Stored data entries
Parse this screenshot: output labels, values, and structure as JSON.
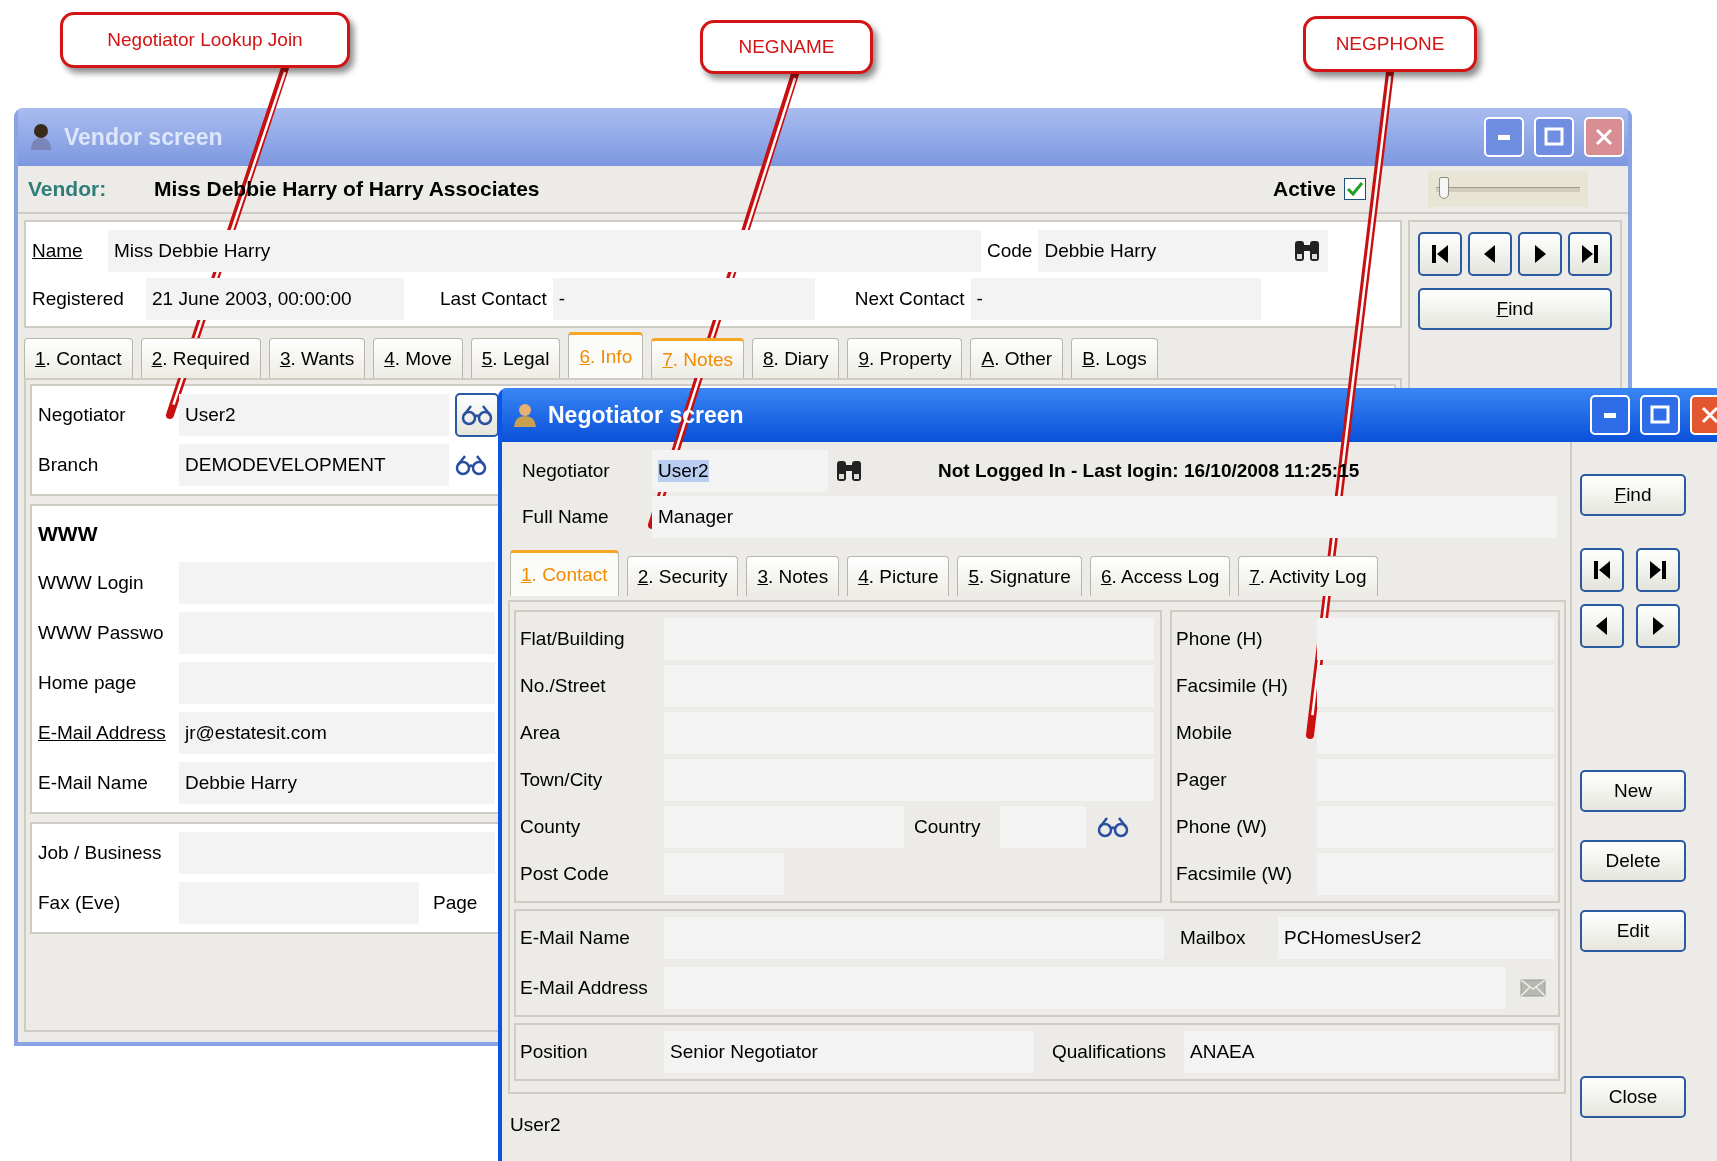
{
  "callouts": [
    {
      "text": "Negotiator Lookup Join"
    },
    {
      "text": "NEGNAME"
    },
    {
      "text": "NEGPHONE"
    }
  ],
  "vendor_window": {
    "title": "Vendor screen",
    "header": {
      "label": "Vendor:",
      "value": "Miss Debbie Harry of Harry Associates"
    },
    "active": {
      "label": "Active",
      "checked": true
    },
    "slider": {
      "level": 0.02
    },
    "name": {
      "label": "Name",
      "value": "Miss Debbie Harry"
    },
    "code": {
      "label": "Code",
      "value": "Debbie Harry"
    },
    "registered": {
      "label": "Registered",
      "value": "21 June 2003, 00:00:00"
    },
    "last_contact": {
      "label": "Last Contact",
      "value": "-"
    },
    "next_contact": {
      "label": "Next Contact",
      "value": "-"
    },
    "find_button": "Find",
    "tabs": [
      {
        "label": "1. Contact",
        "selected": false,
        "highlighted": false
      },
      {
        "label": "2. Required",
        "selected": false,
        "highlighted": false
      },
      {
        "label": "3. Wants",
        "selected": false,
        "highlighted": false
      },
      {
        "label": "4. Move",
        "selected": false,
        "highlighted": false
      },
      {
        "label": "5. Legal",
        "selected": false,
        "highlighted": false
      },
      {
        "label": "6. Info",
        "selected": true,
        "highlighted": true
      },
      {
        "label": "7. Notes",
        "selected": false,
        "highlighted": true
      },
      {
        "label": "8. Diary",
        "selected": false,
        "highlighted": false
      },
      {
        "label": "9. Property",
        "selected": false,
        "highlighted": false
      },
      {
        "label": "A. Other",
        "selected": false,
        "highlighted": false
      },
      {
        "label": "B. Logs",
        "selected": false,
        "highlighted": false
      }
    ],
    "negotiator_section": [
      {
        "label": "Negotiator",
        "value": "User2",
        "kind": "button"
      },
      {
        "label": "Branch",
        "value": "DEMODEVELOPMENT",
        "kind": "icon"
      }
    ],
    "www_section": {
      "heading": "WWW",
      "rows": [
        {
          "label": "WWW Login",
          "underlined": false
        },
        {
          "label": "WWW Passwo",
          "underlined": false
        },
        {
          "label": "Home page",
          "underlined": false
        },
        {
          "label": "E-Mail Address",
          "value": "jr@estatesit.com",
          "underlined": true
        },
        {
          "label": "E-Mail Name",
          "value": "Debbie Harry",
          "underlined": false
        }
      ]
    },
    "business_section": [
      {
        "label": "Job / Business"
      },
      {
        "label": "Fax (Eve)",
        "extra_label": "Page"
      }
    ]
  },
  "negotiator_window": {
    "title": "Negotiator screen",
    "negotiator": {
      "label": "Negotiator",
      "value": "User2",
      "highlighted": true
    },
    "status": "Not Logged In - Last login: 16/10/2008 11:25:15",
    "full_name": {
      "label": "Full Name",
      "value": "Manager"
    },
    "tabs": [
      {
        "label": "1. Contact",
        "selected": true
      },
      {
        "label": "2. Security",
        "selected": false
      },
      {
        "label": "3. Notes",
        "selected": false
      },
      {
        "label": "4. Picture",
        "selected": false
      },
      {
        "label": "5. Signature",
        "selected": false
      },
      {
        "label": "6. Access Log",
        "selected": false
      },
      {
        "label": "7. Activity Log",
        "selected": false
      }
    ],
    "address": [
      {
        "label": "Flat/Building",
        "kind": "wide"
      },
      {
        "label": "No./Street",
        "kind": "wide"
      },
      {
        "label": "Area",
        "kind": "wide"
      },
      {
        "label": "Town/City",
        "kind": "wide"
      },
      {
        "label": "County",
        "kind": "pair",
        "label2": "Country"
      },
      {
        "label": "Post Code",
        "kind": "short"
      }
    ],
    "phones": [
      {
        "label": "Phone (H)"
      },
      {
        "label": "Facsimile (H)"
      },
      {
        "label": "Mobile"
      },
      {
        "label": "Pager"
      },
      {
        "label": "Phone (W)"
      },
      {
        "label": "Facsimile (W)"
      }
    ],
    "email": {
      "name_label": "E-Mail Name",
      "mailbox_label": "Mailbox",
      "mailbox": "PCHomesUser2",
      "address_label": "E-Mail Address"
    },
    "position": {
      "label": "Position",
      "value": "Senior Negotiator",
      "qual_label": "Qualifications",
      "qual": "ANAEA"
    },
    "status_bar": "User2",
    "buttons": {
      "find": "Find",
      "new": "New",
      "delete": "Delete",
      "edit": "Edit",
      "close": "Close"
    }
  }
}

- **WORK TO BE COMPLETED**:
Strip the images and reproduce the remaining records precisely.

- **FINAL ANSWER**:
Parse this screenshot: output labels, values, and structure as JSON.
{
  "callouts": [
    {
      "text": "Negotiator Lookup Join"
    },
    {
      "text": "NEGNAME"
    },
    {
      "text": "NEGPHONE"
    }
  ],
  "vendor_window": {
    "title": "Vendor screen",
    "header": {
      "label": "Vendor:",
      "value": "Miss Debbie Harry of Harry Associates"
    },
    "active": {
      "label": "Active",
      "checked": true
    },
    "slider": {
      "level": 0.02
    },
    "name": {
      "label": "Name",
      "value": "Miss Debbie Harry"
    },
    "code": {
      "label": "Code",
      "value": "Debbie Harry"
    },
    "registered": {
      "label": "Registered",
      "value": "21 June 2003, 00:00:00"
    },
    "last_contact": {
      "label": "Last Contact",
      "value": "-"
    },
    "next_contact": {
      "label": "Next Contact",
      "value": "-"
    },
    "find_button": "Find",
    "tabs": [
      {
        "label": "1. Contact",
        "selected": false,
        "highlighted": false
      },
      {
        "label": "2. Required",
        "selected": false,
        "highlighted": false
      },
      {
        "label": "3. Wants",
        "selected": false,
        "highlighted": false
      },
      {
        "label": "4. Move",
        "selected": false,
        "highlighted": false
      },
      {
        "label": "5. Legal",
        "selected": false,
        "highlighted": false
      },
      {
        "label": "6. Info",
        "selected": true,
        "highlighted": true
      },
      {
        "label": "7. Notes",
        "selected": false,
        "highlighted": true
      },
      {
        "label": "8. Diary",
        "selected": false,
        "highlighted": false
      },
      {
        "label": "9. Property",
        "selected": false,
        "highlighted": false
      },
      {
        "label": "A. Other",
        "selected": false,
        "highlighted": false
      },
      {
        "label": "B. Logs",
        "selected": false,
        "highlighted": false
      }
    ],
    "negotiator_section": [
      {
        "label": "Negotiator",
        "value": "User2",
        "kind": "button"
      },
      {
        "label": "Branch",
        "value": "DEMODEVELOPMENT",
        "kind": "icon"
      }
    ],
    "www_section": {
      "heading": "WWW",
      "rows": [
        {
          "label": "WWW Login",
          "underlined": false
        },
        {
          "label": "WWW Passwo",
          "underlined": false
        },
        {
          "label": "Home page",
          "underlined": false
        },
        {
          "label": "E-Mail Address",
          "value": "jr@estatesit.com",
          "underlined": true
        },
        {
          "label": "E-Mail Name",
          "value": "Debbie Harry",
          "underlined": false
        }
      ]
    },
    "business_section": [
      {
        "label": "Job / Business"
      },
      {
        "label": "Fax (Eve)",
        "extra_label": "Page"
      }
    ]
  },
  "negotiator_window": {
    "title": "Negotiator screen",
    "negotiator": {
      "label": "Negotiator",
      "value": "User2",
      "highlighted": true
    },
    "status": "Not Logged In - Last login: 16/10/2008 11:25:15",
    "full_name": {
      "label": "Full Name",
      "value": "Manager"
    },
    "tabs": [
      {
        "label": "1. Contact",
        "selected": true
      },
      {
        "label": "2. Security",
        "selected": false
      },
      {
        "label": "3. Notes",
        "selected": false
      },
      {
        "label": "4. Picture",
        "selected": false
      },
      {
        "label": "5. Signature",
        "selected": false
      },
      {
        "label": "6. Access Log",
        "selected": false
      },
      {
        "label": "7. Activity Log",
        "selected": false
      }
    ],
    "address": [
      {
        "label": "Flat/Building",
        "kind": "wide"
      },
      {
        "label": "No./Street",
        "kind": "wide"
      },
      {
        "label": "Area",
        "kind": "wide"
      },
      {
        "label": "Town/City",
        "kind": "wide"
      },
      {
        "label": "County",
        "kind": "pair",
        "label2": "Country"
      },
      {
        "label": "Post Code",
        "kind": "short"
      }
    ],
    "phones": [
      {
        "label": "Phone (H)"
      },
      {
        "label": "Facsimile (H)"
      },
      {
        "label": "Mobile"
      },
      {
        "label": "Pager"
      },
      {
        "label": "Phone (W)"
      },
      {
        "label": "Facsimile (W)"
      }
    ],
    "email": {
      "name_label": "E-Mail Name",
      "mailbox_label": "Mailbox",
      "mailbox": "PCHomesUser2",
      "address_label": "E-Mail Address"
    },
    "position": {
      "label": "Position",
      "value": "Senior Negotiator",
      "qual_label": "Qualifications",
      "qual": "ANAEA"
    },
    "status_bar": "User2",
    "buttons": {
      "find": "Find",
      "new": "New",
      "delete": "Delete",
      "edit": "Edit",
      "close": "Close"
    }
  }
}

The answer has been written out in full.